The week ahead also has a date with our hairdresser on Tuesday, Wednesday it’s me at the doctor’s, and then I go to the dentist on Thursday for the hygienist to do her worst. Oh, and there is the choir on Wednesday evening.

I think we had better have a drink of wine this evening to prepare me for the busy week.

Singing Again

Last night (Wednesday) I joined the local choir. I have wanted to get back into singing for a long time, and finally I went along to the church hall, and the Roseland Choir.

It was all a bit confusing. The choir has been going for many years, and the majority of the people knew the songs. I might have recognised the songs, but the ‘lower’ voice range singers have their own parts, and hence total confusion.

Eventually I got into the swing of it, and listened carefully to what was going on around me, and sang quietly what appeared to be the corrects notes.

I learnt afterwards, that I was probably not sitting close to the ideal singer, and hence hearing some unusual sounds.

I will choose carefully next week.

There was a good range of songs including quite modern stuff (for me anyway) from Take That, Elbow, and Cold Play, as well as ELO and the Beatles.

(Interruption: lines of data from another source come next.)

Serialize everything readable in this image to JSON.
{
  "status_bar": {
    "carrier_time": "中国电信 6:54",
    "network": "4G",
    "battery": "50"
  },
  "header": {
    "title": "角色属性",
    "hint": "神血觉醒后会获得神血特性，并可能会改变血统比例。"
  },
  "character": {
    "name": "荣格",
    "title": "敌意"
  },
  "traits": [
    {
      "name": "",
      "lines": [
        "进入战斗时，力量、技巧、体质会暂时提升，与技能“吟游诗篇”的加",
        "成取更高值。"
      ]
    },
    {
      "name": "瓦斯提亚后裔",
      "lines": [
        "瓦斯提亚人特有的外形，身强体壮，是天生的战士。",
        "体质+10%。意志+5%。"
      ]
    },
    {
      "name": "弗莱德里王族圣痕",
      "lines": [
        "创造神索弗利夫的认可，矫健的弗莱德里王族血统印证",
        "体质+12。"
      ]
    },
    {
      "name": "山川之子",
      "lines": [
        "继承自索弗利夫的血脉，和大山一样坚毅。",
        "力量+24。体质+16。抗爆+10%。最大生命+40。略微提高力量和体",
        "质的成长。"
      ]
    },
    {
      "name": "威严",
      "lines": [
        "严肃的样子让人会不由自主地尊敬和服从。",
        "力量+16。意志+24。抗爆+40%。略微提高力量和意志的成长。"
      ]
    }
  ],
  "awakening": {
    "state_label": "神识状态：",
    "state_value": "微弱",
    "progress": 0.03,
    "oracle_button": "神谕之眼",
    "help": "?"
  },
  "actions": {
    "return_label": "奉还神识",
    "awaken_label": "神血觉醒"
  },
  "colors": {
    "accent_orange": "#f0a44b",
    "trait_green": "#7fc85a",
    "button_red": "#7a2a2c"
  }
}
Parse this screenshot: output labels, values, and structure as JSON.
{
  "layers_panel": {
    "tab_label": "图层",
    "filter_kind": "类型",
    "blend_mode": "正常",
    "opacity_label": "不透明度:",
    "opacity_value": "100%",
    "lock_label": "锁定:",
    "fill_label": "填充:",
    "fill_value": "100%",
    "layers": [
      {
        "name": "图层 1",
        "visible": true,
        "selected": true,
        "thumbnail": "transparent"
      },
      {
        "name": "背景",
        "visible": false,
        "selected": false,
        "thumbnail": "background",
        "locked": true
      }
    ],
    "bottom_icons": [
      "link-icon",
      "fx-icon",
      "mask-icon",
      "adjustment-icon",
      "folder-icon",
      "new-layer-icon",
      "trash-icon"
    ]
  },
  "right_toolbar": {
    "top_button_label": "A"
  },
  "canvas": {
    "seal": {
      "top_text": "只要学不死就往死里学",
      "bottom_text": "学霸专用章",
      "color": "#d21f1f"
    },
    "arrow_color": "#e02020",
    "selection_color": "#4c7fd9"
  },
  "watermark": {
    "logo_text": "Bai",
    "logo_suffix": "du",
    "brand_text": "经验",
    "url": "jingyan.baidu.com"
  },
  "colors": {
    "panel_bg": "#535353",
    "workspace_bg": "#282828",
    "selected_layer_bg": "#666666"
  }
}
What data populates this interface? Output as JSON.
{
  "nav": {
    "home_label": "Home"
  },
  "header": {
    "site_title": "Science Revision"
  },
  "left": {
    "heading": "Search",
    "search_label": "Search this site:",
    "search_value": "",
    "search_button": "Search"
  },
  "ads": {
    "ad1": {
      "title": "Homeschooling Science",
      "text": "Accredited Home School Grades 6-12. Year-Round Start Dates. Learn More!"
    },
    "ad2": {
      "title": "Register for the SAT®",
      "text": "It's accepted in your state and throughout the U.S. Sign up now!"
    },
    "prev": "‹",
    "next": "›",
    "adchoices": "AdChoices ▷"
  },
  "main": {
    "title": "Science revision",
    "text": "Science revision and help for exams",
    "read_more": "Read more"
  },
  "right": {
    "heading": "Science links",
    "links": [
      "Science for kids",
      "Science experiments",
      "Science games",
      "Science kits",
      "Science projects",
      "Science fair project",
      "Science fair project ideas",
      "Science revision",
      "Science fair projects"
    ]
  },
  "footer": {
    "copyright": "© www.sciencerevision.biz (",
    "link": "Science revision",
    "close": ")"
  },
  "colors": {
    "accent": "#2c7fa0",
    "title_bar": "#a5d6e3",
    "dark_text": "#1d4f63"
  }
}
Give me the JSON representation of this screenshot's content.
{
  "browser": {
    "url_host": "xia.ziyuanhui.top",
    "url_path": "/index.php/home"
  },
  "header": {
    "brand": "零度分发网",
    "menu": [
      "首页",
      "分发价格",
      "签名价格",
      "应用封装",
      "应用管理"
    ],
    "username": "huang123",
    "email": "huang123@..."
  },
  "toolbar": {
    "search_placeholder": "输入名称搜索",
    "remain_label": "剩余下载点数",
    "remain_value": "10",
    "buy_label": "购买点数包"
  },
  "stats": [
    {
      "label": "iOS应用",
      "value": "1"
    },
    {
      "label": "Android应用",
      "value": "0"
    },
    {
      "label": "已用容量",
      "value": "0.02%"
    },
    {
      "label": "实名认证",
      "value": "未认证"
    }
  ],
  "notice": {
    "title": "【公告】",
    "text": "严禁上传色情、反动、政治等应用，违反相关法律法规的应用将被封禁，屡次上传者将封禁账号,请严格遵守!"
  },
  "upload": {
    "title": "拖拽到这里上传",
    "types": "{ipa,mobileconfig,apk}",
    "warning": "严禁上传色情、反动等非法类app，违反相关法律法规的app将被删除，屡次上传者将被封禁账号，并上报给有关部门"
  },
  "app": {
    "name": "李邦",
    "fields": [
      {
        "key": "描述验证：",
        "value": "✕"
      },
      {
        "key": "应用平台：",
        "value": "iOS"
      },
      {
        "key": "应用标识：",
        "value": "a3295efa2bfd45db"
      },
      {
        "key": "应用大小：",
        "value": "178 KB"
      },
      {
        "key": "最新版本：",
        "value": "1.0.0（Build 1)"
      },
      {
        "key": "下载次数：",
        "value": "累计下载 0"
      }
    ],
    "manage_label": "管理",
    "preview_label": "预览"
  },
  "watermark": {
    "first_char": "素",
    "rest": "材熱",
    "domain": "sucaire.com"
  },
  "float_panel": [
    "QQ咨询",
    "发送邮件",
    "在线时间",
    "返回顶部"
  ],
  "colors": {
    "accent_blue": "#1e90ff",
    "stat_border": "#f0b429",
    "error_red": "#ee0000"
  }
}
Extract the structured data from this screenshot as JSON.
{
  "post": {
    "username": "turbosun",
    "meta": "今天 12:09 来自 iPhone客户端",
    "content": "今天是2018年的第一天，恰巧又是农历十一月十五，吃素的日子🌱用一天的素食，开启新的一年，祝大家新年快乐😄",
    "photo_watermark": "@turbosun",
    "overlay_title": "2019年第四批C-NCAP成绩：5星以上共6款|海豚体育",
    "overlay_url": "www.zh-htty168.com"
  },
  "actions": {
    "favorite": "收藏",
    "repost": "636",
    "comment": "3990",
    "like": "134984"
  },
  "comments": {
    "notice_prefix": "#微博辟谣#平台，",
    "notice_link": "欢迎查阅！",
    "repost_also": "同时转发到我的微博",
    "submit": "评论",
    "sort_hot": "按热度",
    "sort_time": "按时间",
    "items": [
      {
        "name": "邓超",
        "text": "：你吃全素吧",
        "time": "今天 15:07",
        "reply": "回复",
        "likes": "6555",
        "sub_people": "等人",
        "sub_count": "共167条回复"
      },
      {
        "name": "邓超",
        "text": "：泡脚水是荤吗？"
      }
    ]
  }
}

Next week I will be receiving my pack with all the songs in it, and then I can begin to get used to what I should be singing. There are a few songs where the men sing the melody rather than harmony, and I am looking forward to those.